BEGIN DATA PROVIDED

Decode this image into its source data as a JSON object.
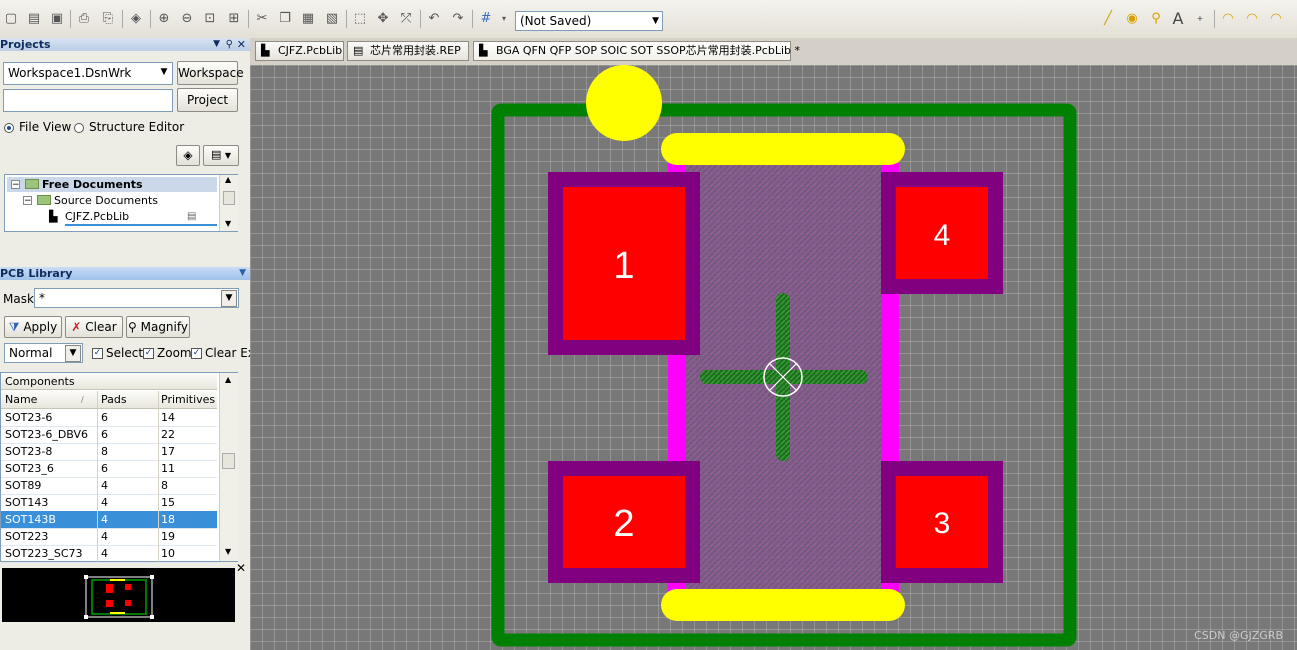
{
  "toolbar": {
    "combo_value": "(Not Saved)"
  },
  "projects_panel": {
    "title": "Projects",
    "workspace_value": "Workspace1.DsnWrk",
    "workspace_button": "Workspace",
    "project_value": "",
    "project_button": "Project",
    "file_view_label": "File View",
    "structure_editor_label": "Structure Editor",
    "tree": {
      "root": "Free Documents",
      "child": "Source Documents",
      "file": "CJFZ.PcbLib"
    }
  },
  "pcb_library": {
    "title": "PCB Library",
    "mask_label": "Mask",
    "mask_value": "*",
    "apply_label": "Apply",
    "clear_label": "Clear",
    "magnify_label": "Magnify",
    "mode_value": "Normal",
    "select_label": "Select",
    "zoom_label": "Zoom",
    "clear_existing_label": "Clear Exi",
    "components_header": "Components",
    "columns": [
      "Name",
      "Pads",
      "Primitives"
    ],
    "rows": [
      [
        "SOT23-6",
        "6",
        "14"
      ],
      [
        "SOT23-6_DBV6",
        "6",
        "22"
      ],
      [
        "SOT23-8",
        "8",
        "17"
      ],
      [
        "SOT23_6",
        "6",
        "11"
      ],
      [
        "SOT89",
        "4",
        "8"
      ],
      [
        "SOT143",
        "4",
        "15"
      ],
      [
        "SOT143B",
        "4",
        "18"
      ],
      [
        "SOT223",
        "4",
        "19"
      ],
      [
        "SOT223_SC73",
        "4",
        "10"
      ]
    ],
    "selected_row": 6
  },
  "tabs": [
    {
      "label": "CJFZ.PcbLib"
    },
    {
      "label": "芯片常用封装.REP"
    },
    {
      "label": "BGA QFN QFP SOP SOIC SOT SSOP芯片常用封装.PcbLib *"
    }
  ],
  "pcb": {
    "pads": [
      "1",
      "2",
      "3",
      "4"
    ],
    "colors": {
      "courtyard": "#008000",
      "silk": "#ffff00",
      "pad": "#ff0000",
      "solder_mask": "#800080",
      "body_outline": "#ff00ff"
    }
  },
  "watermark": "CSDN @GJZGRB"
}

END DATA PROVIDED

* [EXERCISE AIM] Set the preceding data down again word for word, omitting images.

* [RESULT OF THE EXERCISE]
Decode this image into its source data as a JSON object.
{
  "toolbar": {
    "combo_value": "(Not Saved)"
  },
  "projects_panel": {
    "title": "Projects",
    "workspace_value": "Workspace1.DsnWrk",
    "workspace_button": "Workspace",
    "project_value": "",
    "project_button": "Project",
    "file_view_label": "File View",
    "structure_editor_label": "Structure Editor",
    "tree": {
      "root": "Free Documents",
      "child": "Source Documents",
      "file": "CJFZ.PcbLib"
    }
  },
  "pcb_library": {
    "title": "PCB Library",
    "mask_label": "Mask",
    "mask_value": "*",
    "apply_label": "Apply",
    "clear_label": "Clear",
    "magnify_label": "Magnify",
    "mode_value": "Normal",
    "select_label": "Select",
    "zoom_label": "Zoom",
    "clear_existing_label": "Clear Exi",
    "components_header": "Components",
    "columns": [
      "Name",
      "Pads",
      "Primitives"
    ],
    "rows": [
      [
        "SOT23-6",
        "6",
        "14"
      ],
      [
        "SOT23-6_DBV6",
        "6",
        "22"
      ],
      [
        "SOT23-8",
        "8",
        "17"
      ],
      [
        "SOT23_6",
        "6",
        "11"
      ],
      [
        "SOT89",
        "4",
        "8"
      ],
      [
        "SOT143",
        "4",
        "15"
      ],
      [
        "SOT143B",
        "4",
        "18"
      ],
      [
        "SOT223",
        "4",
        "19"
      ],
      [
        "SOT223_SC73",
        "4",
        "10"
      ]
    ],
    "selected_row": 6
  },
  "tabs": [
    {
      "label": "CJFZ.PcbLib"
    },
    {
      "label": "芯片常用封装.REP"
    },
    {
      "label": "BGA QFN QFP SOP SOIC SOT SSOP芯片常用封装.PcbLib *"
    }
  ],
  "pcb": {
    "pads": [
      "1",
      "2",
      "3",
      "4"
    ],
    "colors": {
      "courtyard": "#008000",
      "silk": "#ffff00",
      "pad": "#ff0000",
      "solder_mask": "#800080",
      "body_outline": "#ff00ff"
    }
  },
  "watermark": "CSDN @GJZGRB"
}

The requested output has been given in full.